|International Classification||B01J19/32, B01J19/30|
|Cooperative Classification||B01J19/30, B01J19/32|
|European Classification||B01J19/30, B01J19/32|
|Mar 4, 1999||AS||Assignment|
Owner name: KUHNI AG, SWITZERLAND
Free format text: ASSIGNMENT OF ASSIGNORS INTEREST;ASSIGNOR:BUHLMANN, ULRICH;REEL/FRAME:010253/0536
Effective date: 19990225
|Feb 25, 2005||FPAY||Fee payment|
Year of fee payment: 4
|Mar 5, 2009||FPAY||Fee payment|
Year of fee payment: 8
|Apr 19, 2013||REMI||Maintenance fee reminder mailed|
|Sep 11, 2013||LAPS||Lapse for failure to pay maintenance fees|
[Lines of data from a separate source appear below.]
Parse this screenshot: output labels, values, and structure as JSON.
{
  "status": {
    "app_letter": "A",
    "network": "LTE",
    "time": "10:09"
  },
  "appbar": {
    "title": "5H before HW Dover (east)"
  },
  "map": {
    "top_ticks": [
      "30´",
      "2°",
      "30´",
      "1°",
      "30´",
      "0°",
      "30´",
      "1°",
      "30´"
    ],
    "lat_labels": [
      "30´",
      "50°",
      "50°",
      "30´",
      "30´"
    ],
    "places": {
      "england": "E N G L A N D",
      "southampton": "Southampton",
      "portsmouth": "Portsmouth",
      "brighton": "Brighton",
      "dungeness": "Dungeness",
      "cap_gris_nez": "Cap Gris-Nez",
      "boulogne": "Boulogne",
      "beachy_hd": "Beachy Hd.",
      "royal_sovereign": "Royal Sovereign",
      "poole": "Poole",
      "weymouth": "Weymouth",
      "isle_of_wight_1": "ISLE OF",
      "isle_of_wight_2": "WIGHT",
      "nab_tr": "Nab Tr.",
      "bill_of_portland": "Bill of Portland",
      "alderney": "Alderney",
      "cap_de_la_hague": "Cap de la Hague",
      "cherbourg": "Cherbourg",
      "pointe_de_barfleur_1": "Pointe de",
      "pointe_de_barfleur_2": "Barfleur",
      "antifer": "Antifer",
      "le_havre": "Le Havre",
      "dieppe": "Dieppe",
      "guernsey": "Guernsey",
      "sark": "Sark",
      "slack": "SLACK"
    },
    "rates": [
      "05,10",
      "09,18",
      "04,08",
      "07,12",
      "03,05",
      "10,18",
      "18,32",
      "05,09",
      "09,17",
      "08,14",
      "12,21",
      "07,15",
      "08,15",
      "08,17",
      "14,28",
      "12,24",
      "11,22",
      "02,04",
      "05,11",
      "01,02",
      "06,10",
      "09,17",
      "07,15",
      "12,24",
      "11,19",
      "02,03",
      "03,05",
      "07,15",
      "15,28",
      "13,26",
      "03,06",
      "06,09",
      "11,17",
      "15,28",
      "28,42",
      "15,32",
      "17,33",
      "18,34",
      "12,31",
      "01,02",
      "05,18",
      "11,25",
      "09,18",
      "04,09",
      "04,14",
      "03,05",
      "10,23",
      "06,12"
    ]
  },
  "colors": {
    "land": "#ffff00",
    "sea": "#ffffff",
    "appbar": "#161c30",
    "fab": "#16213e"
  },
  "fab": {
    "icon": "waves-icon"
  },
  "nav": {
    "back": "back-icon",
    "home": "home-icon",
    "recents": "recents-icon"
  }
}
|Oct 29, 2013||FP||Expired due to failure to pay maintenance fee|
Effective date: 20130911